security. Both Japan and China are seriously interested in drones and robotics as systems of the future. Given the inclination
s of youth in both countries, conflict may seem like a complicated video game.”
Decisions remain to be made in South Korea in the areas of missile defense, tactical fighter aircraft, and command-and-control arrangements that will be significant for not only South Korea but also all states that
have an interest in Northeast Asia’s peace and stability. For a rundown of South Korea’s missile, cyber,
special operations, and nuclear capabilities, read the latest
series about the defense capabilities of America’s allies and security partners.
The East China Sea may see the world's first war started by aerial drones. Unless China and Japan quickly find some way to settle their territorial dispute, they will move toward a military clash.
examines the dangerous costs of bumbling in Tokyo, aggression in Beijing, and passivity in Washington. Also in The Wall Street Journal,
examines why India is lackadaisical on terror. To score political points, New Delhi politicians openly sympathize with suspected terrorists. Dhume
exit from Afghanistan next year
with the Taliban still unvanquished
will boost radical Islamist morale across South Asia and beyond. Stepped up attacks by militants on the Indian army in Kashmir, as well as border skirmishes between India and Pakistan, have ended a decade-long lull in violence in the disputed
territory. . . . At the same time, New Delhi’s foreign
-policy mandarins have attached no special urgency to deepening ties with Israel, the U.S

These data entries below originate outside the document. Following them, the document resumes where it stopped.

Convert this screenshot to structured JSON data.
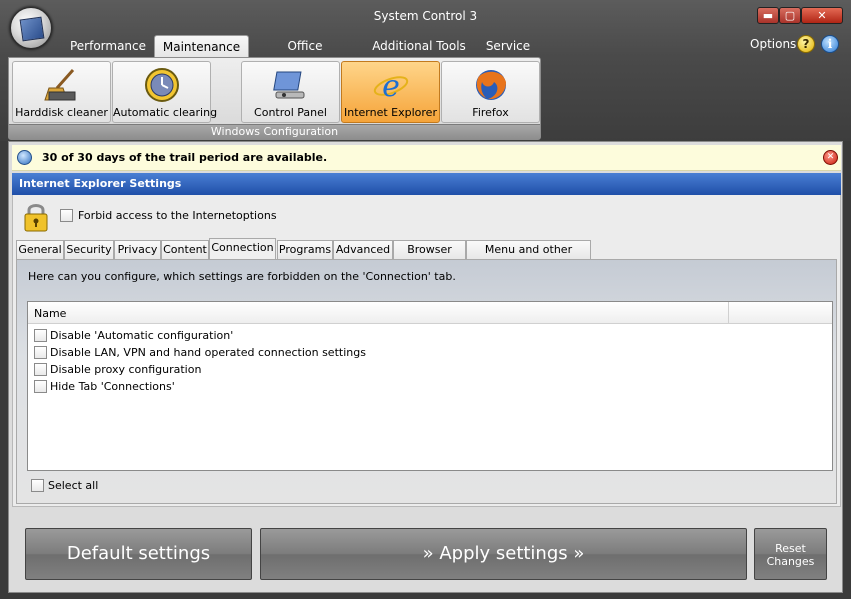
{
  "window": {
    "title": "System Control 3",
    "controls": {
      "minimize": "▬",
      "maximize": "▢",
      "close": "✕"
    }
  },
  "ribbon_tabs": [
    {
      "label": "Performance",
      "active": false
    },
    {
      "label": "Maintenance",
      "active": true
    },
    {
      "label": "Office functions",
      "active": false
    },
    {
      "label": "Additional Tools",
      "active": false
    },
    {
      "label": "Service",
      "active": false
    }
  ],
  "header_right": {
    "options": "Options",
    "help": "?",
    "info": "i"
  },
  "ribbon": {
    "buttons": [
      {
        "label": "Harddisk cleaner",
        "icon": "broom-icon",
        "active": false
      },
      {
        "label": "Automatic clearing",
        "icon": "clock-icon",
        "active": false
      },
      {
        "label": "Control Panel",
        "icon": "control-panel-icon",
        "active": false
      },
      {
        "label": "Internet Explorer",
        "icon": "internet-explorer-icon",
        "active": true
      },
      {
        "label": "Firefox",
        "icon": "firefox-icon",
        "active": false
      }
    ],
    "group_label": "Windows Configuration"
  },
  "notice": {
    "text": "30 of 30 days of the trail period are available."
  },
  "section": {
    "title": "Internet Explorer Settings"
  },
  "forbid": {
    "label": "Forbid  access to the Internetoptions",
    "checked": false
  },
  "sub_tabs": [
    {
      "label": "General",
      "active": false
    },
    {
      "label": "Security",
      "active": false
    },
    {
      "label": "Privacy",
      "active": false
    },
    {
      "label": "Content",
      "active": false
    },
    {
      "label": "Connection",
      "active": true
    },
    {
      "label": "Programs",
      "active": false
    },
    {
      "label": "Advanced",
      "active": false
    },
    {
      "label": "Browser Title",
      "active": false
    },
    {
      "label": "Menu and other Settings",
      "active": false
    }
  ],
  "connection_tab": {
    "description": "Here can you configure, which settings are forbidden on the 'Connection' tab.",
    "columns": [
      "Name",
      ""
    ],
    "items": [
      {
        "label": "Disable 'Automatic configuration'",
        "checked": false
      },
      {
        "label": "Disable LAN, VPN and hand operated connection settings",
        "checked": false
      },
      {
        "label": "Disable proxy configuration",
        "checked": false
      },
      {
        "label": "Hide Tab 'Connections'",
        "checked": false
      }
    ],
    "select_all": "Select all"
  },
  "actions": {
    "default": "Default settings",
    "apply": "» Apply settings »",
    "reset_line1": "Reset",
    "reset_line2": "Changes"
  }
}
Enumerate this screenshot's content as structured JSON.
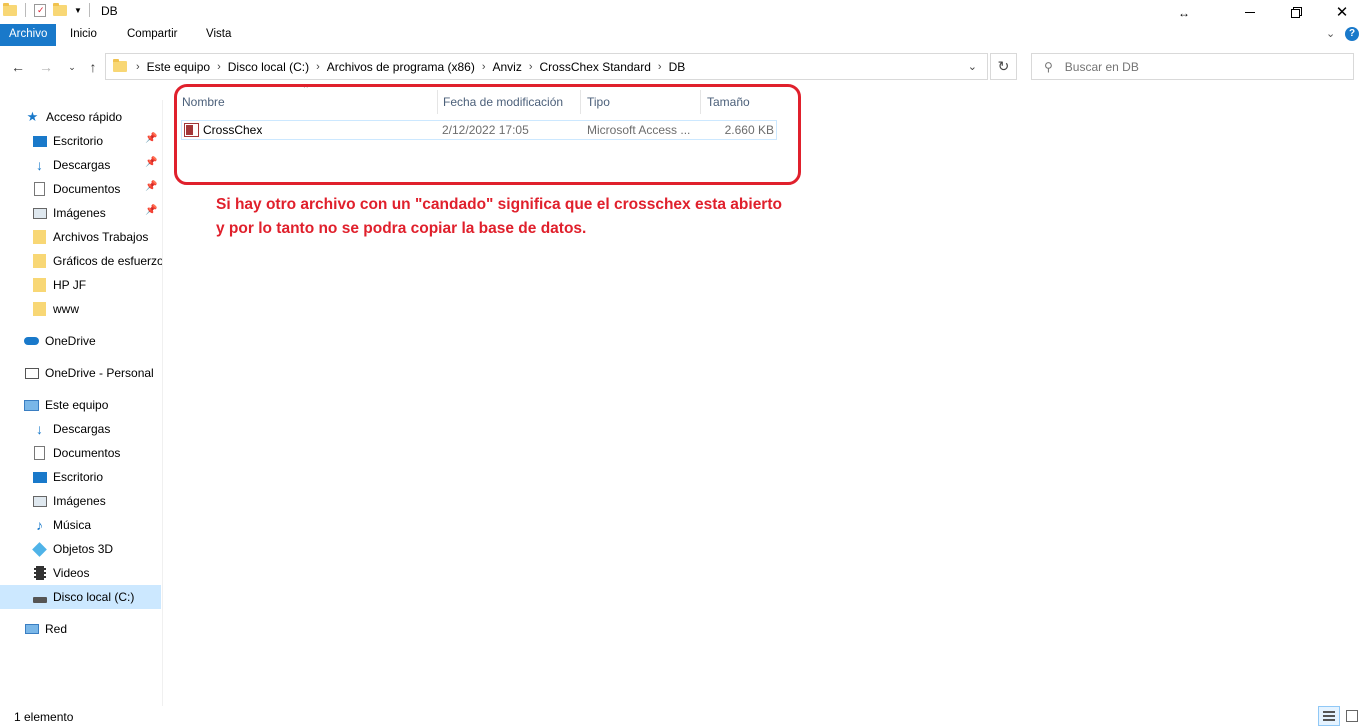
{
  "window": {
    "title": "DB",
    "resize_cursor": "↔"
  },
  "ribbon": {
    "tabs": [
      "Archivo",
      "Inicio",
      "Compartir",
      "Vista"
    ]
  },
  "address_bar": {
    "crumbs": [
      "Este equipo",
      "Disco local (C:)",
      "Archivos de programa (x86)",
      "Anviz",
      "CrossChex Standard",
      "DB"
    ],
    "search_placeholder": "Buscar en DB"
  },
  "navigation": {
    "quick_access": {
      "label": "Acceso rápido",
      "items": [
        "Escritorio",
        "Descargas",
        "Documentos",
        "Imágenes",
        "Archivos Trabajos",
        "Gráficos de esfuerzos",
        "HP JF",
        "www"
      ]
    },
    "onedrive": "OneDrive",
    "onedrive_personal": "OneDrive - Personal",
    "this_pc": {
      "label": "Este equipo",
      "items": [
        "Descargas",
        "Documentos",
        "Escritorio",
        "Imágenes",
        "Música",
        "Objetos 3D",
        "Videos",
        "Disco local (C:)"
      ]
    },
    "network": "Red"
  },
  "file_list": {
    "columns": [
      "Nombre",
      "Fecha de modificación",
      "Tipo",
      "Tamaño"
    ],
    "files": [
      {
        "name": "CrossChex",
        "modified": "2/12/2022 17:05",
        "type": "Microsoft Access ...",
        "size": "2.660 KB"
      }
    ]
  },
  "annotation": {
    "text": "Si hay otro archivo con un \"candado\" significa que el crosschex esta abierto\ny por lo tanto no se podra copiar la base de datos.",
    "color": "#e0202c"
  },
  "status_bar": {
    "text": "1 elemento"
  },
  "colors": {
    "accent": "#1979ca",
    "selection": "#cce8ff",
    "folder": "#f8d775"
  }
}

. and other Western democracies.” The bottom line: Even as security in India’s immediate neighborhood deteriorates, the country’s politicians and foreign
-policy mandarins remain unprepared to face the challenge.
Turkey’s Kurdish problem has not
gone away. Turkish self-congratulation on the Kurdish peace process is decidedly one-sided as Turks refuse to make any real reforms.
blog for a closer look at the wave of sectarian strife hitting Turkey
“The AKP has had long had a sectarian agenda. While the AKP claims it represents minorities, its first
parliament included not a single Alevi deputy even though the Alevi represent 20% of the population. Prime
Minister Erdoğan, in the true fashion of Islamist dictators, demanded that Sunni school teachers re
Alevi school children.” As Turkey starts down the sectarian road, it h
as no one but its leadership in Ankara to blame. That is what happens when a prime minister prioritizes religious ideology over economic and political pragmatism.
Best of Blogs
Here is the best of what AEI's foreign and defense policy scholars are reading this week:
Daniel S. Markey